[Element data from apps and pages]

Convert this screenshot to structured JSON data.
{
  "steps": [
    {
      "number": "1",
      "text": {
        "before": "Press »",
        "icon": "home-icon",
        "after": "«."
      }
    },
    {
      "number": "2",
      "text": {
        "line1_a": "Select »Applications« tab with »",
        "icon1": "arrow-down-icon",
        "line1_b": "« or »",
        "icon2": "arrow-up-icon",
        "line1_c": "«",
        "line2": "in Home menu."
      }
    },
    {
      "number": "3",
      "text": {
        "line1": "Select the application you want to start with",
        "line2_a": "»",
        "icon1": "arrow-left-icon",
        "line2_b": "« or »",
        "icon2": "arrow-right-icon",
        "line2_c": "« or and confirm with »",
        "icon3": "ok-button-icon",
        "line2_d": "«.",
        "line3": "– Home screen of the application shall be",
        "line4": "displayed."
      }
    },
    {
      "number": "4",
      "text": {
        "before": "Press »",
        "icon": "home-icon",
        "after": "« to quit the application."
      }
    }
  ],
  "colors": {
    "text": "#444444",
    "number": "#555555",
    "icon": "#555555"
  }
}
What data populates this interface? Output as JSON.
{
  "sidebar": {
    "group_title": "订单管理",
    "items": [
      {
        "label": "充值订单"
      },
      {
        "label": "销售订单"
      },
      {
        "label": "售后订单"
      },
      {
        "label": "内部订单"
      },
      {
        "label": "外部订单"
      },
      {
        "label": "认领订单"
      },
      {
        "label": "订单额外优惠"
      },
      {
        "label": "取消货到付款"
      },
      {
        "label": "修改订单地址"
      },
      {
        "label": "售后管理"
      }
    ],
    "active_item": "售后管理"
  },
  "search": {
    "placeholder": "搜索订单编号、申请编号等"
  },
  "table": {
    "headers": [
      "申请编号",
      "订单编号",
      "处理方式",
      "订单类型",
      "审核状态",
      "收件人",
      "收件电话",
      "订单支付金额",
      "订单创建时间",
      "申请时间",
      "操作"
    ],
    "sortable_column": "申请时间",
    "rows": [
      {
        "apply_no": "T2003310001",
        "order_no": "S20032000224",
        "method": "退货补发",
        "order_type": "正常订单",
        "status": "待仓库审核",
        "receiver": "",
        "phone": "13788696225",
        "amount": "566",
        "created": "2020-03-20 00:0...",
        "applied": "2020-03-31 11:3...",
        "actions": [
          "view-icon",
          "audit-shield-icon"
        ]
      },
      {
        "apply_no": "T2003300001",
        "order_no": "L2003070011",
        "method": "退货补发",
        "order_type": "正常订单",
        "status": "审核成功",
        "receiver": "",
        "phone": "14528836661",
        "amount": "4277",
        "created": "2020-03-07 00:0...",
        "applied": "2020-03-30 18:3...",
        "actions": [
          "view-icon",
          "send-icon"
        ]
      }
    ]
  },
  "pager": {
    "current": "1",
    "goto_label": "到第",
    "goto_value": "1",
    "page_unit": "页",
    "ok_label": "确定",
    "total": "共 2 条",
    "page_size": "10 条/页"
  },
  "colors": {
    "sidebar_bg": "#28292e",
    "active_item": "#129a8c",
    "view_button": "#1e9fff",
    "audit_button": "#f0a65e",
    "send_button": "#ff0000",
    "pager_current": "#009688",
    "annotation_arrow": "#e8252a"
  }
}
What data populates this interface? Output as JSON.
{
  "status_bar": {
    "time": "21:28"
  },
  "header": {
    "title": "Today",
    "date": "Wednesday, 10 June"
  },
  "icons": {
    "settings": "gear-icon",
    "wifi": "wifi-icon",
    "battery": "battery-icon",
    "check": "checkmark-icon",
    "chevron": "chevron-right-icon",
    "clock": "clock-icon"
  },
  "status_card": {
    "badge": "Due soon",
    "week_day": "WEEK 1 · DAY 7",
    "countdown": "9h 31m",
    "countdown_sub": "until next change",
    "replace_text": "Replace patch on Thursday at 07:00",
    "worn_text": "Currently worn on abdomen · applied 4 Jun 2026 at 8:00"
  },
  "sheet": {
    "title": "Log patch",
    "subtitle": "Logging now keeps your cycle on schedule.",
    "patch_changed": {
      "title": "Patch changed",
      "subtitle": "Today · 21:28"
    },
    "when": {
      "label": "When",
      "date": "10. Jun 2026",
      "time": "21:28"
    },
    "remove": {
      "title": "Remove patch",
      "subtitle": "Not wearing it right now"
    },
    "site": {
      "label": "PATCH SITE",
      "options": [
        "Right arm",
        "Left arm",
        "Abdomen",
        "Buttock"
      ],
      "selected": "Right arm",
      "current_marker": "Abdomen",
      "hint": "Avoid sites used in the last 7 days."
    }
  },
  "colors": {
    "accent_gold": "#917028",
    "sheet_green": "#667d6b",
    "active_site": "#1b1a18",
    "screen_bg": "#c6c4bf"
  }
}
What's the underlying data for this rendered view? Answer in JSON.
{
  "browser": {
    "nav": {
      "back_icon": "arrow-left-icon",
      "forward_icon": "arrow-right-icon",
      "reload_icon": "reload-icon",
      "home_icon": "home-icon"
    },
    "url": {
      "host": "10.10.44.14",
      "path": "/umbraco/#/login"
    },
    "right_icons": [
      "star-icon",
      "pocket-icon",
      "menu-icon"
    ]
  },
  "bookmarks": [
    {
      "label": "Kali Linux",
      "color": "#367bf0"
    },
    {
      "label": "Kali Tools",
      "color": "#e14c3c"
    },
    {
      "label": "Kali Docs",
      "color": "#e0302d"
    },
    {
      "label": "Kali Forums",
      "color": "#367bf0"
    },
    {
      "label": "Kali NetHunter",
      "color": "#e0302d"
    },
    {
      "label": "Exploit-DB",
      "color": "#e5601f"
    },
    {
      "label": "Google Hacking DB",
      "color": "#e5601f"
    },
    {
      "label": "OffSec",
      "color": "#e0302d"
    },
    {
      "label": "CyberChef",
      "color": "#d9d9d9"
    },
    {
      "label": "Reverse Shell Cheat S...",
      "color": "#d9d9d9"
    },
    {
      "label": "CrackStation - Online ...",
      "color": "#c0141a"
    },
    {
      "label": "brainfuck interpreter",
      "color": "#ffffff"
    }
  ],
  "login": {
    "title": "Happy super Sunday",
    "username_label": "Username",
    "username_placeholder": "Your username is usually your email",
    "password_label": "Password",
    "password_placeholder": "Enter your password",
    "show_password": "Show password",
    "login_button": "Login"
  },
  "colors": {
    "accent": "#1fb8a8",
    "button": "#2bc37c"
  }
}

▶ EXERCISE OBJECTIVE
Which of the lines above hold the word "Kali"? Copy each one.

▶ EXERCISE RESPONSE
      "label": "Kali Linux",
      "label": "Kali Tools",
      "label": "Kali Docs",
      "label": "Kali Forums",
      "label": "Kali NetHunter",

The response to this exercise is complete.